Aim of the task: Would you filter these records and copy every line that has the word "答疑解惑"?

Data entries:
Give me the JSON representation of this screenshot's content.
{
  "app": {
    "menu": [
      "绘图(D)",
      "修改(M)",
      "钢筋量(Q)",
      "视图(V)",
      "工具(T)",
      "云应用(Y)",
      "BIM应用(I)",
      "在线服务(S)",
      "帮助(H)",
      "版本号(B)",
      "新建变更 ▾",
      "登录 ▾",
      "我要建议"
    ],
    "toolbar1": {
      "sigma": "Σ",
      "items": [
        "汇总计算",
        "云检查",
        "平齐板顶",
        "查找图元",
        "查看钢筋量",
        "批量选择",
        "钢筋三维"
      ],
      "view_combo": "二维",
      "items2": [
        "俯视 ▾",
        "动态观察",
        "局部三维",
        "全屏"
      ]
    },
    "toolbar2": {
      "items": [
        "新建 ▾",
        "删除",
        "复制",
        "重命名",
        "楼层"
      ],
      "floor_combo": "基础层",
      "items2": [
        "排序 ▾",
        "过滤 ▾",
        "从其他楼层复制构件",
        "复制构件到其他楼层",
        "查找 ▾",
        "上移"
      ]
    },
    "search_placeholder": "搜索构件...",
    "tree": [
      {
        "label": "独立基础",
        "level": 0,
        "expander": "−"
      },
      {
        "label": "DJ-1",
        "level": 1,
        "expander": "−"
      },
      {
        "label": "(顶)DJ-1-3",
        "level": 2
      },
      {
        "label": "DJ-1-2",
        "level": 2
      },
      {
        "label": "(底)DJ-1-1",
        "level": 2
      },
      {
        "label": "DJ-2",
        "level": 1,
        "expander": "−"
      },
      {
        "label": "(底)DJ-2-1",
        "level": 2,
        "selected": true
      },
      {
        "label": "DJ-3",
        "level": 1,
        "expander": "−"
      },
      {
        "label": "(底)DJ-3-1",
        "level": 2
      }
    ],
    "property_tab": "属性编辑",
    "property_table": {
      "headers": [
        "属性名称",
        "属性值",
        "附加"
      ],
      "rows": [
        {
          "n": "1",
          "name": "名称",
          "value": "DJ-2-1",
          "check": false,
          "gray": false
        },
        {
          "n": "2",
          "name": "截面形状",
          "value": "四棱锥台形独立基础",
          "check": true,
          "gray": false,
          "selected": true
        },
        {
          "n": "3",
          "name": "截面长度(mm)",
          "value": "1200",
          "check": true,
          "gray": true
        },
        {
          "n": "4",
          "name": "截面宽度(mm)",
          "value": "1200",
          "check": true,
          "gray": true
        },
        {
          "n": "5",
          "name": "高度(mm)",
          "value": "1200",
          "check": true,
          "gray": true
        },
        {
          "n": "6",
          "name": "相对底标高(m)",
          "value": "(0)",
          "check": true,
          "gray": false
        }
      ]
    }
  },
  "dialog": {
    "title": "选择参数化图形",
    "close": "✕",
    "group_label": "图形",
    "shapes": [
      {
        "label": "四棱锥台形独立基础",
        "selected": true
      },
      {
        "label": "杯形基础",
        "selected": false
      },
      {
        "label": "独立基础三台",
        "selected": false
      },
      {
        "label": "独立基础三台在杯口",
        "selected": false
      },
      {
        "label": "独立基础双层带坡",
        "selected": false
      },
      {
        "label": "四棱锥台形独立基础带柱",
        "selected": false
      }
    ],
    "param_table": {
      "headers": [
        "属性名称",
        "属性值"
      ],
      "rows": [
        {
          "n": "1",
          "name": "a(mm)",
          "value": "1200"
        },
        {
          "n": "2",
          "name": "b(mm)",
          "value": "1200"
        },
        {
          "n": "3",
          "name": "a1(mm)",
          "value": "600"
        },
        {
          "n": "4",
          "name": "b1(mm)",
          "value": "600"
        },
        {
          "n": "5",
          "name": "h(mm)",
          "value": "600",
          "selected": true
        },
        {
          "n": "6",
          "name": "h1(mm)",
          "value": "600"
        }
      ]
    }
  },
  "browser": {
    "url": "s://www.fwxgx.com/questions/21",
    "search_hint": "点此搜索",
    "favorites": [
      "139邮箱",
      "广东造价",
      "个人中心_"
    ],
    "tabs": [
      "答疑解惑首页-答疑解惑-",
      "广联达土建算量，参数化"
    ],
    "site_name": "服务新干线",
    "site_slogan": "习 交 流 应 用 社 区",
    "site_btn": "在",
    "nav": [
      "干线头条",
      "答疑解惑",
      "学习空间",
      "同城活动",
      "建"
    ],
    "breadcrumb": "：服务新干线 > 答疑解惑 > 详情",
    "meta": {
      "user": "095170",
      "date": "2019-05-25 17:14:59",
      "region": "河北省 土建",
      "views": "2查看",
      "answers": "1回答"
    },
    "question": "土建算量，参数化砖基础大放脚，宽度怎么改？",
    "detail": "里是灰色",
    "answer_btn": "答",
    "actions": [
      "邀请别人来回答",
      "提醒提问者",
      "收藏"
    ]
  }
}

Exercise result:
      "答疑解惑首页-答疑解惑-",
      "答疑解惑",
    "breadcrumb": "：服务新干线 > 答疑解惑 > 详情",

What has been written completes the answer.